■ PROBLEM TO WORK ON ■
Read the data below line by line and copy each one with "their" in it.
=== Section Start ===
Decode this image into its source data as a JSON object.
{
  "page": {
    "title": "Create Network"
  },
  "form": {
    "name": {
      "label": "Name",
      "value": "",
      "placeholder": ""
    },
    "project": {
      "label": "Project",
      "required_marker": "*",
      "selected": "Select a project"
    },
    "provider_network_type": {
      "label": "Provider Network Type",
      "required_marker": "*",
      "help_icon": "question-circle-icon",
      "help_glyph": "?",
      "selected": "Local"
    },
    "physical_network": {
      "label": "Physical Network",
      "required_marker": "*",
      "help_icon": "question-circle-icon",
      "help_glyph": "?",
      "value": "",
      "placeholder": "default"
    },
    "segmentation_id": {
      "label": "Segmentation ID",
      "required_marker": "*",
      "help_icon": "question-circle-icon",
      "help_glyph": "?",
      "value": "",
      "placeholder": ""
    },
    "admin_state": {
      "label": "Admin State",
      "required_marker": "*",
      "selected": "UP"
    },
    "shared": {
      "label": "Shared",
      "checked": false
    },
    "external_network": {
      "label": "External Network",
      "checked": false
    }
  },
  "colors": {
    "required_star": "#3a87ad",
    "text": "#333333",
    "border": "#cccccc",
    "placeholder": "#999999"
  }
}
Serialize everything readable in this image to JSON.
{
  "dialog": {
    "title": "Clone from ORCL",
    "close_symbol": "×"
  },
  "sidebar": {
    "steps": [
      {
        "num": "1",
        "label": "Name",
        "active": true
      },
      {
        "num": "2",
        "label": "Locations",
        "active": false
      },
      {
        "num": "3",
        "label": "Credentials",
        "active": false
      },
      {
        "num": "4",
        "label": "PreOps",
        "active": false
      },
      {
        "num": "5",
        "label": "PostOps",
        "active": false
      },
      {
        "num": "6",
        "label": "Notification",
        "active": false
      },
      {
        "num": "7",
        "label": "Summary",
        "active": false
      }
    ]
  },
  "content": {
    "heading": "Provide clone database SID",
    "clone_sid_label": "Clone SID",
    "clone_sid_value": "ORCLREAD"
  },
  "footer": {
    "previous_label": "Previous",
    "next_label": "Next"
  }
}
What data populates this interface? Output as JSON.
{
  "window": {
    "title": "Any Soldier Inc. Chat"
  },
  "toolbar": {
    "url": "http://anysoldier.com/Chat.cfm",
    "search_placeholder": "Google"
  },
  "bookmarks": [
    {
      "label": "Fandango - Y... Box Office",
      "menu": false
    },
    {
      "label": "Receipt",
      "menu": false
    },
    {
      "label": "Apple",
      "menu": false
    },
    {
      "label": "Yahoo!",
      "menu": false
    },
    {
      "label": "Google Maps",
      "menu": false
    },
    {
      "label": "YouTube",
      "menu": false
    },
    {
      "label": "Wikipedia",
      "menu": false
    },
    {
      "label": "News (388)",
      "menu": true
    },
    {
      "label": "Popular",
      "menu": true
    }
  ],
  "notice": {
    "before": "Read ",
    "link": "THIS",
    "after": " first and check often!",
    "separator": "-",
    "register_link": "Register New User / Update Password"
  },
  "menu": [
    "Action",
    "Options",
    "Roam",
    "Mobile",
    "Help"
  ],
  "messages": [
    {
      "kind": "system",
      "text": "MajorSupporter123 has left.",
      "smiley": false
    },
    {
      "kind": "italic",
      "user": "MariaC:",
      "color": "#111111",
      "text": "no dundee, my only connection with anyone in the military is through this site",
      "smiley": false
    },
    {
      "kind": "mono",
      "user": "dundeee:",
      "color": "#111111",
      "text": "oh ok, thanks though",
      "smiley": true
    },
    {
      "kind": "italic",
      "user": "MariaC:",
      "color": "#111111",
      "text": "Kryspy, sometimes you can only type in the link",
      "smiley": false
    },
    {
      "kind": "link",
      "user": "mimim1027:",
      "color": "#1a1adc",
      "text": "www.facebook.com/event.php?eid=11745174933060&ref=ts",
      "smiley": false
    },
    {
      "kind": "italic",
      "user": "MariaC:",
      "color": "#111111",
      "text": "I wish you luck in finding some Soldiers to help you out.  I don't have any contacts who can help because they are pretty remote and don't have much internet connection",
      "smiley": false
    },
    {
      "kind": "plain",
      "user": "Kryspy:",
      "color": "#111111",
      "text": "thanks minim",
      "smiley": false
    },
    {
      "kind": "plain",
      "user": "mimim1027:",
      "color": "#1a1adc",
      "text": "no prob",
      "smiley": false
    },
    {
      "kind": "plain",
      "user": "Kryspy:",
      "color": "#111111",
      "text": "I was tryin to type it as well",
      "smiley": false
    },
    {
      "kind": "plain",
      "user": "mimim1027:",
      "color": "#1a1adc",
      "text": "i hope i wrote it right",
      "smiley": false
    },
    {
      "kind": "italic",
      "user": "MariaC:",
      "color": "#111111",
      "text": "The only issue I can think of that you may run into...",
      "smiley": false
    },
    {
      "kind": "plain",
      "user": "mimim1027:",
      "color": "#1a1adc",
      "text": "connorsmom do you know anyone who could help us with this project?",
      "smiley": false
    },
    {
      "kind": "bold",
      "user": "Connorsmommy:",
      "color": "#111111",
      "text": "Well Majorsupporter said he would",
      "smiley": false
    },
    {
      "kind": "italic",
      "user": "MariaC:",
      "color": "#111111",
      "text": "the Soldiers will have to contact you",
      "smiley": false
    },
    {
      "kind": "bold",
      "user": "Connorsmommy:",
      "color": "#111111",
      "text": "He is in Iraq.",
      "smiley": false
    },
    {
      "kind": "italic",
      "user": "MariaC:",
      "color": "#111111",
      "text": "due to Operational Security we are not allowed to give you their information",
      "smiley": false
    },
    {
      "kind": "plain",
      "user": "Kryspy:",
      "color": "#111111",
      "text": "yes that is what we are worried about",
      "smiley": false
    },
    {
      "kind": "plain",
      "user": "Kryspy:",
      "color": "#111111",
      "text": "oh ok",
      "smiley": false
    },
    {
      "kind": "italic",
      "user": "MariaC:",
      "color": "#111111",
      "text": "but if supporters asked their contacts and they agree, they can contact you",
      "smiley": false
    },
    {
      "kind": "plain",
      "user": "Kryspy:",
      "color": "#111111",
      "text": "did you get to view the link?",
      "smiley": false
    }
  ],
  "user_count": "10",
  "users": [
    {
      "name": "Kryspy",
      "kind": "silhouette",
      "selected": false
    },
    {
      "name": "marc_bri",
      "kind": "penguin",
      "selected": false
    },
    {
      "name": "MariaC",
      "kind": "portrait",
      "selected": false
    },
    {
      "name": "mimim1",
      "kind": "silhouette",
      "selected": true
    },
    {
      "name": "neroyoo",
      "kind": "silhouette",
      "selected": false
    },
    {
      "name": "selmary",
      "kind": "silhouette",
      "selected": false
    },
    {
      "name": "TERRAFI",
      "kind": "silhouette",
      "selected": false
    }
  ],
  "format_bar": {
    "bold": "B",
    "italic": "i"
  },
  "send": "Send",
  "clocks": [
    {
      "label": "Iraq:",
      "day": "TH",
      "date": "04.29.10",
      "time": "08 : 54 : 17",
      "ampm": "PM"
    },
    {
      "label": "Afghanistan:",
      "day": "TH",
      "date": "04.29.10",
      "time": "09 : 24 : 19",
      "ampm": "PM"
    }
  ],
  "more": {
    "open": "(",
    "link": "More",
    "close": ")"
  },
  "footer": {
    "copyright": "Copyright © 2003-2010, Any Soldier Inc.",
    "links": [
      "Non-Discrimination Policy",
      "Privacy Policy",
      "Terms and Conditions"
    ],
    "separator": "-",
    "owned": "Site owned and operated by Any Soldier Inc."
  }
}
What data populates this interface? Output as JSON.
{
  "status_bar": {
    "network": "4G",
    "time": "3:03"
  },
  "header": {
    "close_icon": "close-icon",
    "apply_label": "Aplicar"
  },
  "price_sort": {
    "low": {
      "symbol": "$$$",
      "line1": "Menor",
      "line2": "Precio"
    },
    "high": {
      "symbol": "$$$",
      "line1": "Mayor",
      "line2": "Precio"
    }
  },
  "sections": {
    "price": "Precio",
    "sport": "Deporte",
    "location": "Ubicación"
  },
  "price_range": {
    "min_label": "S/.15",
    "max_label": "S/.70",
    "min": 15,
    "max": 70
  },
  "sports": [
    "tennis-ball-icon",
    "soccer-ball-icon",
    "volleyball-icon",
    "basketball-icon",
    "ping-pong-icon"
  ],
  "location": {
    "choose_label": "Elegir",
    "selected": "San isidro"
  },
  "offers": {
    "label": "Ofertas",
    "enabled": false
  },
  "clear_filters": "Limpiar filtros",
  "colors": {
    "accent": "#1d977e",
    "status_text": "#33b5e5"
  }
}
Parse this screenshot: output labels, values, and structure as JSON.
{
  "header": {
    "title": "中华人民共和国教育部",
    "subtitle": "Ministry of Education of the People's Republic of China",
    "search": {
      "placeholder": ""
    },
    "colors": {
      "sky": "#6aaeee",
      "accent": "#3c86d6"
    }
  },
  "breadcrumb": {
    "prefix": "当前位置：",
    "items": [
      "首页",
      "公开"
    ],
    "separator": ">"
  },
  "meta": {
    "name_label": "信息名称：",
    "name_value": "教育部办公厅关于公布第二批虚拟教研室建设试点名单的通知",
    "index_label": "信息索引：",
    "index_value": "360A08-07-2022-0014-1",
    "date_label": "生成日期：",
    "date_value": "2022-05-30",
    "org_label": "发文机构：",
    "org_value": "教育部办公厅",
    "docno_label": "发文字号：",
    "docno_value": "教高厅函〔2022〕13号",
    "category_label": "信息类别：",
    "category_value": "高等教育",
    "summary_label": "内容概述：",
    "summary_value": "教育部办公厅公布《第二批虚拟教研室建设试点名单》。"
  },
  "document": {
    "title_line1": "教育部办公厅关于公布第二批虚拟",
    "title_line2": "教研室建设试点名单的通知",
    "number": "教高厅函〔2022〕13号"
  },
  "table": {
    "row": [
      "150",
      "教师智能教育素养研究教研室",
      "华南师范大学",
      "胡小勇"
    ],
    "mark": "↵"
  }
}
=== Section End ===
■ ANSWER BELOW ■
      "text": "due to Operational Security we are not allowed to give you their information",
      "text": "but if supporters asked their contacts and they agree, they can contact you",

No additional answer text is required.